What do soap, umbrellas, wheelbarrows, paper, silk, and PlayStation have in common? They were all invented in Asia – home to some of the world's most ancient, modern, and influential civilisations.
Asia is important: strategically, culturally, economically, and politically. Most of the world's main religions began here. And now it is the region strongly shaping the 21st century.
Asian Studies begins with broad introductory units on history, popular culture, and politics in Asia. You could learn about the Silk Road, struggles for independence in India, or surprising early connections between Australia and Asia. Later year units allow you to follow your interests in learning about particular countries or topics such as media, food, or cities.
Become a global citizen with unique skills, knowledge, and inter-cultural insight into this dynamic and complex region. You could volunteer overseas as part of your studies, too. Add Asian Studies to your degree and graduate with the kind of Asian literacy that gets you noticed by employers.
"It's the diversity that makes Asia such an exciting region. And Asian Studies reflects that. There's something for everyone including those who seek a challenge and have a sense of adventure."
Bridget explored the Japanese cultural response to the Fukushima nuclear disaster as part of her Honours in Asian Studies. As a recipient of Australia's most prestigious scholarship, she's headed to an Ivy League university in New York City to study her Masters in Journalism.
We are passionate about Asia and passionate about teaching. We think that all students should include some study of Asia in their degree to not only prepare them for the future but to also help them understand the huge changes that are occurring in our part of the world.
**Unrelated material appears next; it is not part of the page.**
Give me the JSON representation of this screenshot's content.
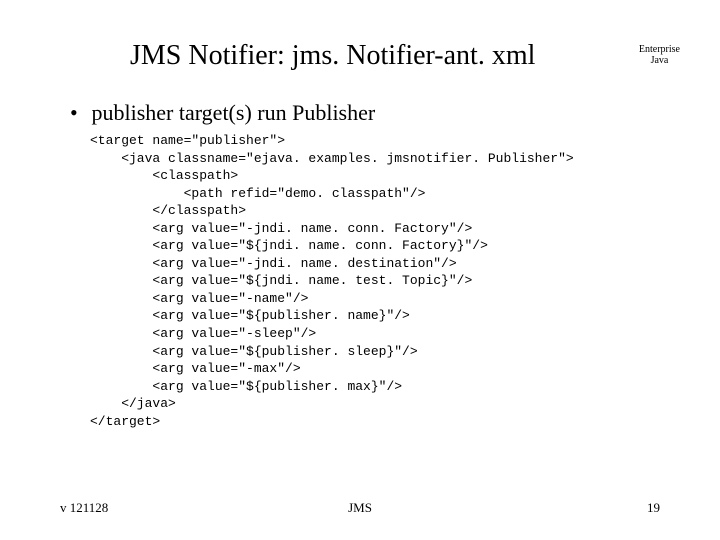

You can take just one or two units or do the whole 8 units which make up the major.
Becoming ‘Asia literate’ (learning something about Asia) will help you both understand and benefit from the growing importance of Asia by helping you extend your skills set. Plus, learning about Asia is interesting, challenging, and fun.
Opportunities to do some of your studies overseas. You can intern at a non-government organisation in any country in Asia and count that to your major in Asian Studies. Or study overseas from one week to one year in countries including Japan, China, Indonesia, India, Thailand, Cambodia and Nepal. Scholarships available.
Asia is home to more than half the world's population, so developing strong Asia-knowledge can significantly enhance you employment prospects and provide greater opportunities to work internationally. Asia Studies graduates are highly valued in the fields of government, policy analysis and commerce, as well as in the finance and service industries. Previous graduates have moved into journalism, diplomacy and trade.Become an effective global citizen with a better understanding of the fundamental changes taking place in this dynamic region of the world. Demonstrate you have developed skills in intercultural understanding, communication and team work, independent research and leadership – all skills sought after by employers anywhere.
Asian Studies is part of the Global Cultures and Languages program. Our units are coded HMA (Asian Studies) but we also include many relevant units from other parts of our program and from across the university. For example, HMC Chinese, HMJ Japanese, HMN Indonesian.
In first year, you will complete HMA101 Discovering Asia and either one unit of an Asian language or one unit developing your intercultural competence. At the intermediate level, you will complete HMA255 Asia: Key debates and controversies. You can choose the rest of the units for your major from the list of electives.
Remember, you can also take any Asian Studies units as electives which means that you can add relevant and interesting units to your degree in Business, Media, Social Science, Education, and so on.
Interested in studying with us? Explore our course and research opportunities below.
Each course and unit is linked to its own page with more detailed information and entry requirements on the Courses & Units website.
Your learning experience in Asian Studies goes beyond the lecture and tutorials.
You will be taught by experts, and gain perspective from guest lecturers and forums; gain a competitive advantage with real-world experience prior to graduation; study abroad for a fortnight, a month, a semester or a year, as part of your degree; have options to complete your studies your way, whether on-campus, online, part-time or full-time; pursue your passion or specialisation with a range of scholarships, bursaries and financial assistance programs, or meet your career goals with our pathway options.
Watch: Ogoh-ogoh - Procession and the Burning, Hobart's Dark Mofo Festival
As an interdisciplinary program, the research strengths of the Global Cultures and Languages staff and associates are both geographical (China, Burma/Myanmar, Japan, Indonesia, Southeast Asia, Singapore) and thematic. Our small, passionate team of academics share common interests in politics, traditional and popular culture, language, art, literature and film in the countries we research.
The disciplinary background of our staff is broad, incorporating Political Science, History, Area Studies and Literature. Our research strengths include the following areas:
We welcome proposals from qualified applicants to undertake research degrees at both the Masters and PhD levels, and are pleased to discuss proposals that cross disciplinary boundaries.
Established in a partnership with the State Government of Tasmania, the Asia Institute Tasmania is an organisation that fosters engagement with the Asian region by the University of Tasmania and the Tasmanian community. The Institute aims to build professional and institutional relationships with Asia, develop expertise and understanding of Asia, and promote new research activities.
Kaz is a Lecturer and the Coordinator of Asian Studies in Global Cultures & Languages. Her research interests have included contemporary Chinese art, food safety in China, and Chinese feminism. She has presented research on Asian tourism, especially 'dark' tourism. Her current research project is centred on the Internet and youth culture in China.View Kaz's full researcher profile Browse our academic staff profiles